[What the exercise asks]
Below are records. Find each line in them that holds the word "Bezieh" and copy it.
════════
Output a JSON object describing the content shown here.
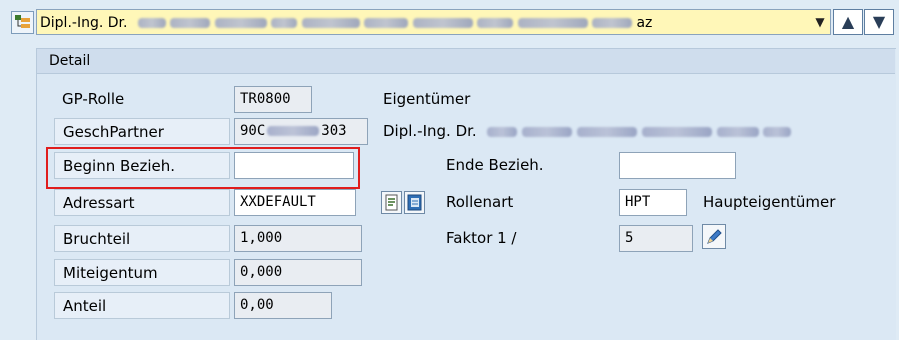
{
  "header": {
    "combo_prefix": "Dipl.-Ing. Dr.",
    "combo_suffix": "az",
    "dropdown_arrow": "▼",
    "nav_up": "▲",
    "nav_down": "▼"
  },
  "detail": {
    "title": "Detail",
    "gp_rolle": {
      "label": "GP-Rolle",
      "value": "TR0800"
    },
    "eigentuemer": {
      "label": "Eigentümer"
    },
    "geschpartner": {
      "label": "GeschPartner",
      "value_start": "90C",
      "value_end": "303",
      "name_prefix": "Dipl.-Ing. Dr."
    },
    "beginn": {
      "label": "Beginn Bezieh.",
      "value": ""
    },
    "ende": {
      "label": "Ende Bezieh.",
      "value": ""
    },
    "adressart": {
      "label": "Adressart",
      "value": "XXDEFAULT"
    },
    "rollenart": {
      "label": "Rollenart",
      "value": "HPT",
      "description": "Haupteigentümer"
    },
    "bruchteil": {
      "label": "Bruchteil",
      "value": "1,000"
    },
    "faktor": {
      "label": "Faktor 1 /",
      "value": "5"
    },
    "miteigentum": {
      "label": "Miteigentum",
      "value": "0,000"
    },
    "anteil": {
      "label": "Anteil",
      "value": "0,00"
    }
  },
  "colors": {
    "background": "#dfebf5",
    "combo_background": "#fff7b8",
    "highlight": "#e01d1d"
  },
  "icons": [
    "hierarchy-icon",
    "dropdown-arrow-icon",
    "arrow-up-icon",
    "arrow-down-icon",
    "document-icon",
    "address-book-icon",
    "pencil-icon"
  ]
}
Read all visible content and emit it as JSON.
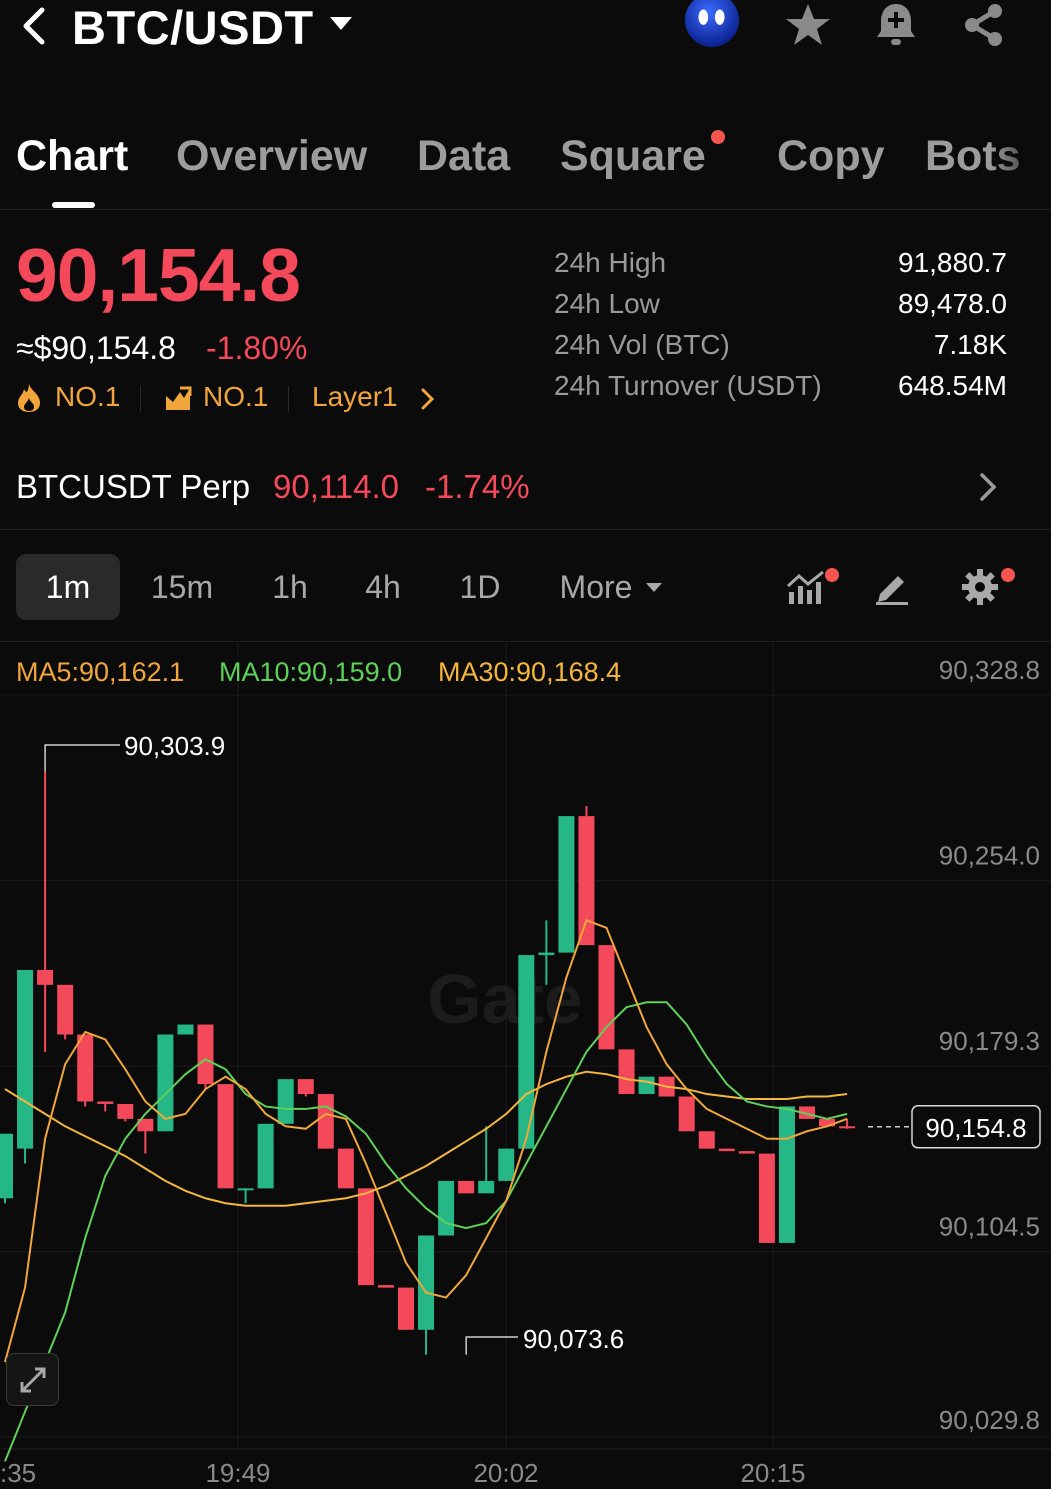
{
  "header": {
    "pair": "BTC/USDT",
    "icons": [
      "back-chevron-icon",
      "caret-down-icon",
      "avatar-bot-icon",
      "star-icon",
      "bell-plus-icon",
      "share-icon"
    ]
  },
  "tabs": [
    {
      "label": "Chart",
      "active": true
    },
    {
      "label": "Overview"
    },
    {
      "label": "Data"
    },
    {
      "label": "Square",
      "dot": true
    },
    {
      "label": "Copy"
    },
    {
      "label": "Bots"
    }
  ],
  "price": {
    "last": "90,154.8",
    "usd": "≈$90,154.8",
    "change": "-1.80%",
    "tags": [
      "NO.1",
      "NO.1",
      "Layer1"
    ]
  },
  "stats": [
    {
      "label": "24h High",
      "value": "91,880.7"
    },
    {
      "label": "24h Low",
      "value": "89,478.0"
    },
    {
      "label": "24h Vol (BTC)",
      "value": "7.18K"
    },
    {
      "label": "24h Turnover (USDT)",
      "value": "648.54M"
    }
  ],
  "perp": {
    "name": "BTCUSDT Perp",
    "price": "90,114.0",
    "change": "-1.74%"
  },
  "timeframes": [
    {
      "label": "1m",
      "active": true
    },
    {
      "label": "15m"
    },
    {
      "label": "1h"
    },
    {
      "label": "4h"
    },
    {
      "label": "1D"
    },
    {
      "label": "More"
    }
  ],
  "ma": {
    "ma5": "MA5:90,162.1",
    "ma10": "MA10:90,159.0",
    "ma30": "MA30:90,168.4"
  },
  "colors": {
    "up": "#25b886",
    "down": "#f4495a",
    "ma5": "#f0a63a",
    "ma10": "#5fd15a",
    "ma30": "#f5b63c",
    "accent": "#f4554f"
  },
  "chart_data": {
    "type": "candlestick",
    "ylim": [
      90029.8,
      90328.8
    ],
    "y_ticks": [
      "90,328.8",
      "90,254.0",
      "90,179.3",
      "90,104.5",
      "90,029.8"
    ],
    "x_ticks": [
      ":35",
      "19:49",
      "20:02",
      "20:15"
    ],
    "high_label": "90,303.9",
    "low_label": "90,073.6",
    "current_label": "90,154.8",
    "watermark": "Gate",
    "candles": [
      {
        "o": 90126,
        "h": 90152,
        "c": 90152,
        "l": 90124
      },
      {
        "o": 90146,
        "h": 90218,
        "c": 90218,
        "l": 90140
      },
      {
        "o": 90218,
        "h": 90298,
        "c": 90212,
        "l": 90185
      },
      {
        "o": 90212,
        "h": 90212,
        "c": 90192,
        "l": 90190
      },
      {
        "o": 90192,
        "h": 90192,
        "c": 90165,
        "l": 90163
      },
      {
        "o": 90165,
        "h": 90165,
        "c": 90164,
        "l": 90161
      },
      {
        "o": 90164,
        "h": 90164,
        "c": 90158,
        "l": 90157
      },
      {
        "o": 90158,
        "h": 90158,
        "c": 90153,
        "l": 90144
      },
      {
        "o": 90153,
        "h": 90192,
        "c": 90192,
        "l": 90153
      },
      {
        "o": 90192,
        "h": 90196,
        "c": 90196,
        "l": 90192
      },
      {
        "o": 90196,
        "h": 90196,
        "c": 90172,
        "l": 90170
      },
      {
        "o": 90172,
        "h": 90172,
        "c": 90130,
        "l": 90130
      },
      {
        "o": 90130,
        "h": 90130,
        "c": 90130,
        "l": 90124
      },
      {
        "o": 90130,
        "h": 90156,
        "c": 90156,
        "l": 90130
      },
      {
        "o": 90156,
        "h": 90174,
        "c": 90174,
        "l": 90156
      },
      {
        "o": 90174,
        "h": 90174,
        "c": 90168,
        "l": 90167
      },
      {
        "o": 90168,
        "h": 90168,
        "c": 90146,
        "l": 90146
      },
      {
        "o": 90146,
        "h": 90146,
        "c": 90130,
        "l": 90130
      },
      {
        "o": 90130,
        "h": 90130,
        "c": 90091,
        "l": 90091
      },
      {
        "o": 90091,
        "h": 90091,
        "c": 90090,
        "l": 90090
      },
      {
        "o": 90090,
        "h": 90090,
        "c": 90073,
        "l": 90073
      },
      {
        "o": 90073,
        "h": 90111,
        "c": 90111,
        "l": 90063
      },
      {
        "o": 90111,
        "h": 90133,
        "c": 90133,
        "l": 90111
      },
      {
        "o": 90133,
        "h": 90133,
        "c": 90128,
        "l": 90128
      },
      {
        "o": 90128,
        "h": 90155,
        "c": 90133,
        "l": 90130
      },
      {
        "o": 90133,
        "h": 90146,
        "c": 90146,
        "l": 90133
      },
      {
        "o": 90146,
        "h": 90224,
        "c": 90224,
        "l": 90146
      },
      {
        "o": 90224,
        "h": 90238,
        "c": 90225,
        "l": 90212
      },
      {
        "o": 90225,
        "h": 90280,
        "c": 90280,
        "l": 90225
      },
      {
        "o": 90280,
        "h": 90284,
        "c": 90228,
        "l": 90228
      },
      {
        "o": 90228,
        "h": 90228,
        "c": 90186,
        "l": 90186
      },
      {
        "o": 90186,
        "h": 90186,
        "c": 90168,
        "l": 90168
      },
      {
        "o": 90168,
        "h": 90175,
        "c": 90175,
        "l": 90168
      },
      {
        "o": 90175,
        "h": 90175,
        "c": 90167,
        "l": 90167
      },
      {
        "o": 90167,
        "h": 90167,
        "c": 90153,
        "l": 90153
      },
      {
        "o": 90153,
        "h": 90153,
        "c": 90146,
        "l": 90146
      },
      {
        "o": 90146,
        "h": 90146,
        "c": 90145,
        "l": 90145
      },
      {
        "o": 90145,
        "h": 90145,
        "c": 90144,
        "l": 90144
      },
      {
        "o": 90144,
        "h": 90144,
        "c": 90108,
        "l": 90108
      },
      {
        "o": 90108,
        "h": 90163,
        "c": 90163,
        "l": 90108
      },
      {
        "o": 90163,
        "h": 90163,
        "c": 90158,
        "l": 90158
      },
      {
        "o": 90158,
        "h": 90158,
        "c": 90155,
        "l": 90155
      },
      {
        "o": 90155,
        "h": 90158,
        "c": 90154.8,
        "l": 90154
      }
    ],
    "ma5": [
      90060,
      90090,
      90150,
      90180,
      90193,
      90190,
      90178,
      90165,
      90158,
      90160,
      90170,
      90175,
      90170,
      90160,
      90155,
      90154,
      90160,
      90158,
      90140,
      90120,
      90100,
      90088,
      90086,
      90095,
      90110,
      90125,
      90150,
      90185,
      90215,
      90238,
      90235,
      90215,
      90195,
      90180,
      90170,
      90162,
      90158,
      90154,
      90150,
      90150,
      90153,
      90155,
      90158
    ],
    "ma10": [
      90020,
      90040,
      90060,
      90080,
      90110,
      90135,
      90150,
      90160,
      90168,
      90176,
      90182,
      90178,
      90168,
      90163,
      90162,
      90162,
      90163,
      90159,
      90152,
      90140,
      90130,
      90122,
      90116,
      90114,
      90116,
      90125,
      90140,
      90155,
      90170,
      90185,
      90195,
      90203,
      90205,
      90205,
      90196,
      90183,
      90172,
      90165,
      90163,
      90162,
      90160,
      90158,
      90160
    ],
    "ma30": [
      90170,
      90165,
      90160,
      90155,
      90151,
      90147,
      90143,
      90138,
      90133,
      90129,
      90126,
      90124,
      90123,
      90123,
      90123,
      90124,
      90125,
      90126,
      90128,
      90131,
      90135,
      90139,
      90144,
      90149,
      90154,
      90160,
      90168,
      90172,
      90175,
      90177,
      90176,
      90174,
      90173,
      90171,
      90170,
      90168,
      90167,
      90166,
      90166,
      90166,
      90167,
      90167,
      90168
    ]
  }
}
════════
[Answer to the exercise]
      "label": "Beginn Bezieh.",
      "label": "Ende Bezieh.",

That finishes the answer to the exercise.